Data excerpts: Begin
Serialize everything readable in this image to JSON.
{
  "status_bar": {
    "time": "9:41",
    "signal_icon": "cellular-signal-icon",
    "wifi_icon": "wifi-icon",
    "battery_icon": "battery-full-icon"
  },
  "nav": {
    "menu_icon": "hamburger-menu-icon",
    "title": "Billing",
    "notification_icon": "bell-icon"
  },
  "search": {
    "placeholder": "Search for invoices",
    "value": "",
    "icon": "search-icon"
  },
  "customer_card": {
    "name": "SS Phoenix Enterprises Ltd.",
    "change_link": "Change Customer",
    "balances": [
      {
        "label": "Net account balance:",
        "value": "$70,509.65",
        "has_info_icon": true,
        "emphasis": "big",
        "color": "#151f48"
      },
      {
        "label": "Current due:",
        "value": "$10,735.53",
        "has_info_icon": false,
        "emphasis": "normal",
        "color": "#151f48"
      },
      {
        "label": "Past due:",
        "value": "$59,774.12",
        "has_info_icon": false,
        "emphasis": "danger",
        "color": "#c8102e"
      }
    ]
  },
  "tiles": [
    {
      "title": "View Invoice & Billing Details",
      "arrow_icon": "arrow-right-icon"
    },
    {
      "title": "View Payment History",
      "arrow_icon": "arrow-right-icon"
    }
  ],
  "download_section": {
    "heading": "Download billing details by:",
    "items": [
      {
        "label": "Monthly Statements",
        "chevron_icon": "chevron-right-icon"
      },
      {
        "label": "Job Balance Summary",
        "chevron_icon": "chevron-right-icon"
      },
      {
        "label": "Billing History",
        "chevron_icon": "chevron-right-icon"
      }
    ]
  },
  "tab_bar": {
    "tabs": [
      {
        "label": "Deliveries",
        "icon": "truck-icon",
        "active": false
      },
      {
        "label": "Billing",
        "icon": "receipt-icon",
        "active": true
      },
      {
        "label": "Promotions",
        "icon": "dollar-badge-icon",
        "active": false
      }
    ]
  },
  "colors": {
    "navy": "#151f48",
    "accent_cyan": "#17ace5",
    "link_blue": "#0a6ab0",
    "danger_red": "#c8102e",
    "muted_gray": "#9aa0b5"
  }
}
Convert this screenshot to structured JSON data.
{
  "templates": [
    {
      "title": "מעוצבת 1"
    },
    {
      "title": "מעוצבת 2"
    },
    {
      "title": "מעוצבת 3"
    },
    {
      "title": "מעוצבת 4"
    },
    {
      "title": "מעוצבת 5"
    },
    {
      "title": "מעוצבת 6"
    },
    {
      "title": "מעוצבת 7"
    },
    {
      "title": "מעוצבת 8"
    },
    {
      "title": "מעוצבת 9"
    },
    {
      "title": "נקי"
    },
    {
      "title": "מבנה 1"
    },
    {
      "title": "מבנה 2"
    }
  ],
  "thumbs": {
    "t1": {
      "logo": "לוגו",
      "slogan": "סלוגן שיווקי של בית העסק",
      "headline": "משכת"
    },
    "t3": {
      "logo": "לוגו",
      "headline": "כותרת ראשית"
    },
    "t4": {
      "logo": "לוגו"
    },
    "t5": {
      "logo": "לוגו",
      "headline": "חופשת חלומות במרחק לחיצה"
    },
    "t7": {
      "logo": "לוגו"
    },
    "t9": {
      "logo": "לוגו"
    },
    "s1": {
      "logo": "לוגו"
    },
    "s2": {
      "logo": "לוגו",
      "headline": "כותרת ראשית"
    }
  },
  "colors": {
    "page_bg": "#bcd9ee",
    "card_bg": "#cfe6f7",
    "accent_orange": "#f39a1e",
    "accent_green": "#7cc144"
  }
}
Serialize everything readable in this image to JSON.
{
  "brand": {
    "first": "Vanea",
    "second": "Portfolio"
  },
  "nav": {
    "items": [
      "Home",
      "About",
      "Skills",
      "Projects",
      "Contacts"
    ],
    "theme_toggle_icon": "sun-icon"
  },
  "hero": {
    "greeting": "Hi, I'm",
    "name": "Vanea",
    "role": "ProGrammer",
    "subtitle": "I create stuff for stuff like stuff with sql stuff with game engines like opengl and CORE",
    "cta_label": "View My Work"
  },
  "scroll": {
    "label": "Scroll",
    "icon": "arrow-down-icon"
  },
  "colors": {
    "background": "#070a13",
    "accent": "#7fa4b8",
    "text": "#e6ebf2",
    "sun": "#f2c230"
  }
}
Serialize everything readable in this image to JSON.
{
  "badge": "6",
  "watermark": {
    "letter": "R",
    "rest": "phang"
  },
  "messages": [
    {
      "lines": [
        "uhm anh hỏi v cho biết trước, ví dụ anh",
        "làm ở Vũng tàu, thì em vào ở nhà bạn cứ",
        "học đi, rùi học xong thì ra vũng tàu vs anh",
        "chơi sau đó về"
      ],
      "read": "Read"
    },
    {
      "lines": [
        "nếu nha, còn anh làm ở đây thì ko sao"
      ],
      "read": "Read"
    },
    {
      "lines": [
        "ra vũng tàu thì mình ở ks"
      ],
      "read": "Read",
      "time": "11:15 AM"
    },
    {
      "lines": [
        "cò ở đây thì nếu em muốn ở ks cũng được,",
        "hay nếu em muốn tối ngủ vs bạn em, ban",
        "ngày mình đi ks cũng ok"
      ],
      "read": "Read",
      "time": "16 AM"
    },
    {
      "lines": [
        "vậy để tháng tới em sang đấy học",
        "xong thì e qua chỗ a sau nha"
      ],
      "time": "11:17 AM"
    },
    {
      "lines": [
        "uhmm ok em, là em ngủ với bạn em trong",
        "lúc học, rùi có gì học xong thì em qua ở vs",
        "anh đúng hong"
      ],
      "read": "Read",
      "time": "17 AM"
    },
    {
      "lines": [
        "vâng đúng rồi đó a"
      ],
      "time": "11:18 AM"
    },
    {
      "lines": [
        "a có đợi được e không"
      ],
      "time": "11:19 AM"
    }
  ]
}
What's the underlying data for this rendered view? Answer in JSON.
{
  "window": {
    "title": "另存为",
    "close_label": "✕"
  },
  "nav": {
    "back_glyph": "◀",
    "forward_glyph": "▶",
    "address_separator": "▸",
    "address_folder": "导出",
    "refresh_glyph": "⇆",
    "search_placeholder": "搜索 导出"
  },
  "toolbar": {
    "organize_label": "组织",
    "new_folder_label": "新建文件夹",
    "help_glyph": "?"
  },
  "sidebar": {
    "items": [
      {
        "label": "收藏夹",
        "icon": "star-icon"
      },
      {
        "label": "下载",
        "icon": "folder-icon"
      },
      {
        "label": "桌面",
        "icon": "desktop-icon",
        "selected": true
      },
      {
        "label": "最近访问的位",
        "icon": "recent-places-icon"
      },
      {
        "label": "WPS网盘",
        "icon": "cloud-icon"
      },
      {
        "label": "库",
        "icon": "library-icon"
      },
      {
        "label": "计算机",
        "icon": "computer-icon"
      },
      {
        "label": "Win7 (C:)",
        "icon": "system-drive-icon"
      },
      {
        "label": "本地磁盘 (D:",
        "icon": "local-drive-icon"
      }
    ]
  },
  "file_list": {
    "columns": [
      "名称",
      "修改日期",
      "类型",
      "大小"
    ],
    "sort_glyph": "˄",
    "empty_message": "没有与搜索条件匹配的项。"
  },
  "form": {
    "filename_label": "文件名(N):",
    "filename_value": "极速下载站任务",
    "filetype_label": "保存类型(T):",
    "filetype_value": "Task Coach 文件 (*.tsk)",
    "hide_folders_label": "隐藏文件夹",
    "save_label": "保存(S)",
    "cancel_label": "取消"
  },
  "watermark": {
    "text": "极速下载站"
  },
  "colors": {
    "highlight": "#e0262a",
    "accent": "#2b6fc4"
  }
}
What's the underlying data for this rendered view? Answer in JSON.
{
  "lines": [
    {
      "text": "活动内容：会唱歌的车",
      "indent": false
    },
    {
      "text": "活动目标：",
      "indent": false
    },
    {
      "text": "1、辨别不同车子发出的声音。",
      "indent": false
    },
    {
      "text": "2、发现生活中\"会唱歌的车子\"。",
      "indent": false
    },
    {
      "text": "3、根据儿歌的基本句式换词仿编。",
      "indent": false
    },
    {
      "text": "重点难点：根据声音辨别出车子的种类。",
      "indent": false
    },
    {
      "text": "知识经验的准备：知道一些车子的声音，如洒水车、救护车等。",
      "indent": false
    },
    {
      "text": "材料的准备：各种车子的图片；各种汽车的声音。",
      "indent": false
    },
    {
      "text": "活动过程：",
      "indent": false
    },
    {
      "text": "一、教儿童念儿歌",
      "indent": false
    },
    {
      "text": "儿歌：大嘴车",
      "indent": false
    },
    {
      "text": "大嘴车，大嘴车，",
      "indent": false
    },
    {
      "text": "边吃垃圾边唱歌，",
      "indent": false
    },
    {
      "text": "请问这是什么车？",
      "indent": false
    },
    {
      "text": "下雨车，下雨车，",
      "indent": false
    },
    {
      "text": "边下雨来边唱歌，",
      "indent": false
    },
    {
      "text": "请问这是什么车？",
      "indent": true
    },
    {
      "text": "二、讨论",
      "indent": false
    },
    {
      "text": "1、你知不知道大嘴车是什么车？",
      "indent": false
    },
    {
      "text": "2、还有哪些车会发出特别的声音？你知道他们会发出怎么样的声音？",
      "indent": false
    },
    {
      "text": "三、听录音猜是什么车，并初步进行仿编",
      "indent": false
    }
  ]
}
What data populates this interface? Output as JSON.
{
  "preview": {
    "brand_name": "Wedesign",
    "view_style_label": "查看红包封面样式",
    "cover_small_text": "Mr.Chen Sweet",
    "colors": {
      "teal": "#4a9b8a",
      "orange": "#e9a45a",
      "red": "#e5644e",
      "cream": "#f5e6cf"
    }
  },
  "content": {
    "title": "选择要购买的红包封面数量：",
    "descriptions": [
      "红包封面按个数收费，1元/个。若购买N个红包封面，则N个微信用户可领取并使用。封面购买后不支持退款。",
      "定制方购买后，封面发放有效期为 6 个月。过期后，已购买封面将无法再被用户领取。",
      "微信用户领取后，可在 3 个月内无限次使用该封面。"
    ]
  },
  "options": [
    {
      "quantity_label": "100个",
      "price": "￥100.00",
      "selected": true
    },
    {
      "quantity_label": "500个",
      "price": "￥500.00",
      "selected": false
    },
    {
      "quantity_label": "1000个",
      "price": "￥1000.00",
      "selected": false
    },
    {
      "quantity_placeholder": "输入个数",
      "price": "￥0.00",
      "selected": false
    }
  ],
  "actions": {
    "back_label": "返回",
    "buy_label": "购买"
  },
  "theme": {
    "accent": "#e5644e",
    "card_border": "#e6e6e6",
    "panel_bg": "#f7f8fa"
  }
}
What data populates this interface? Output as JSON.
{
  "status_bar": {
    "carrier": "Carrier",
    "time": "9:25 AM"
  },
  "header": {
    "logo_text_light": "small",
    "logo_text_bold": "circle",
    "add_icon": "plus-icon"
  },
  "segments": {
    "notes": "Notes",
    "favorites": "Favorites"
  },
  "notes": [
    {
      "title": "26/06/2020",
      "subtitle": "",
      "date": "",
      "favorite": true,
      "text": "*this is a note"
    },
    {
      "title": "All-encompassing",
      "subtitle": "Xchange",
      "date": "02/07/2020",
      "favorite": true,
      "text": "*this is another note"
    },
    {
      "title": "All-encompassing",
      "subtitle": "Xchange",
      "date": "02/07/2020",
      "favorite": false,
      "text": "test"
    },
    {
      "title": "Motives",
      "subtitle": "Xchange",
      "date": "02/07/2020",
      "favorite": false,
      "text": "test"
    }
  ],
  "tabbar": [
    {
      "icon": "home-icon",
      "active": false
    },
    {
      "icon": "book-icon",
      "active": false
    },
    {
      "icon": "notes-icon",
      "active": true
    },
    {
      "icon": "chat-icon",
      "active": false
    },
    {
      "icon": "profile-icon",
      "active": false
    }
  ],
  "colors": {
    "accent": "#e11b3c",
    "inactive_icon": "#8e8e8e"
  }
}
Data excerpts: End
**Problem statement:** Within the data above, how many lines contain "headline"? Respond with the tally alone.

**Exercise output:** 4